== WORK ORDER ==
Reproduce all records verbatim.

Start of PROVIDED DATA

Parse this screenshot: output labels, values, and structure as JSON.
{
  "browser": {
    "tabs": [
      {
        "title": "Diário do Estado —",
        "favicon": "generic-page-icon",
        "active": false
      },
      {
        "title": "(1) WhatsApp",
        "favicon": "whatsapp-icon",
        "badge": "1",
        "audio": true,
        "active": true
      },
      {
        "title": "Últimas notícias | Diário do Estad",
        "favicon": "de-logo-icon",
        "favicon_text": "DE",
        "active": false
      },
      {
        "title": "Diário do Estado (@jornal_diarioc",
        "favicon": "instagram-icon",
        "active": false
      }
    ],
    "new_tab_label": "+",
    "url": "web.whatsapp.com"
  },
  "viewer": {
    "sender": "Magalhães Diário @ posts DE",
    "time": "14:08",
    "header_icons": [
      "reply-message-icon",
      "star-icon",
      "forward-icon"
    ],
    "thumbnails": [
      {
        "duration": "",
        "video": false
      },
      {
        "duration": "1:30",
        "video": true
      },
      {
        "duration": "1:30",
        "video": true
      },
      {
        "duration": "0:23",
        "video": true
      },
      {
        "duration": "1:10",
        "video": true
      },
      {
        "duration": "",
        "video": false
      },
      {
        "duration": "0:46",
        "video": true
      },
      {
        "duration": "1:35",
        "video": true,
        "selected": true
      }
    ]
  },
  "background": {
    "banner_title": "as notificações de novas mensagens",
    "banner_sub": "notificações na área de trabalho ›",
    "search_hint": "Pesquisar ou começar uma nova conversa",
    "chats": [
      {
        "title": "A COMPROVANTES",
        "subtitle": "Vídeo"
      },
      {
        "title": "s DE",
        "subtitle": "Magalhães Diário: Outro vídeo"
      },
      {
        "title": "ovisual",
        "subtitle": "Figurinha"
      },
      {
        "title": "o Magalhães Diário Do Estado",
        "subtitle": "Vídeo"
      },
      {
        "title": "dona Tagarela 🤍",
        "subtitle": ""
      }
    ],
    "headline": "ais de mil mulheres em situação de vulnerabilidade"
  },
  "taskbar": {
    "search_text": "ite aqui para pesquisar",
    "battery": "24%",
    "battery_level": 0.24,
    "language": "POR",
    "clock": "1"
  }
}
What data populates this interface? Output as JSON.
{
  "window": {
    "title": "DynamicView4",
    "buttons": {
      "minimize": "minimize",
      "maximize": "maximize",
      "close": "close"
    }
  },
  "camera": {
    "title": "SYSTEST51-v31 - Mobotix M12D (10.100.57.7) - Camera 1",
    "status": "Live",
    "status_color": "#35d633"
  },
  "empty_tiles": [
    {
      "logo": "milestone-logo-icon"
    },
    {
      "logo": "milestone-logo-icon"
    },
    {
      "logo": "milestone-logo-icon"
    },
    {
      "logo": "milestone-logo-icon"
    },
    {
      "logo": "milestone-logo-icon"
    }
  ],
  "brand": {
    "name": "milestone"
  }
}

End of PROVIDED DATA

== ANSWER SPACE ==
Parse this screenshot: output labels, values, and structure as JSON.
{
  "browser": {
    "tabs": [
      {
        "title": "Diário do Estado —",
        "favicon": "generic-page-icon",
        "active": false
      },
      {
        "title": "(1) WhatsApp",
        "favicon": "whatsapp-icon",
        "badge": "1",
        "audio": true,
        "active": true
      },
      {
        "title": "Últimas notícias | Diário do Estad",
        "favicon": "de-logo-icon",
        "favicon_text": "DE",
        "active": false
      },
      {
        "title": "Diário do Estado (@jornal_diarioc",
        "favicon": "instagram-icon",
        "active": false
      }
    ],
    "new_tab_label": "+",
    "url": "web.whatsapp.com"
  },
  "viewer": {
    "sender": "Magalhães Diário @ posts DE",
    "time": "14:08",
    "header_icons": [
      "reply-message-icon",
      "star-icon",
      "forward-icon"
    ],
    "thumbnails": [
      {
        "duration": "",
        "video": false
      },
      {
        "duration": "1:30",
        "video": true
      },
      {
        "duration": "1:30",
        "video": true
      },
      {
        "duration": "0:23",
        "video": true
      },
      {
        "duration": "1:10",
        "video": true
      },
      {
        "duration": "",
        "video": false
      },
      {
        "duration": "0:46",
        "video": true
      },
      {
        "duration": "1:35",
        "video": true,
        "selected": true
      }
    ]
  },
  "background": {
    "banner_title": "as notificações de novas mensagens",
    "banner_sub": "notificações na área de trabalho ›",
    "search_hint": "Pesquisar ou começar uma nova conversa",
    "chats": [
      {
        "title": "A COMPROVANTES",
        "subtitle": "Vídeo"
      },
      {
        "title": "s DE",
        "subtitle": "Magalhães Diário: Outro vídeo"
      },
      {
        "title": "ovisual",
        "subtitle": "Figurinha"
      },
      {
        "title": "o Magalhães Diário Do Estado",
        "subtitle": "Vídeo"
      },
      {
        "title": "dona Tagarela 🤍",
        "subtitle": ""
      }
    ],
    "headline": "ais de mil mulheres em situação de vulnerabilidade"
  },
  "taskbar": {
    "search_text": "ite aqui para pesquisar",
    "battery": "24%",
    "battery_level": 0.24,
    "language": "POR",
    "clock": "1"
  }
}
What data populates this interface? Output as JSON.
{
  "window": {
    "title": "DynamicView4",
    "buttons": {
      "minimize": "minimize",
      "maximize": "maximize",
      "close": "close"
    }
  },
  "camera": {
    "title": "SYSTEST51-v31 - Mobotix M12D (10.100.57.7) - Camera 1",
    "status": "Live",
    "status_color": "#35d633"
  },
  "empty_tiles": [
    {
      "logo": "milestone-logo-icon"
    },
    {
      "logo": "milestone-logo-icon"
    },
    {
      "logo": "milestone-logo-icon"
    },
    {
      "logo": "milestone-logo-icon"
    },
    {
      "logo": "milestone-logo-icon"
    }
  ],
  "brand": {
    "name": "milestone"
  }
}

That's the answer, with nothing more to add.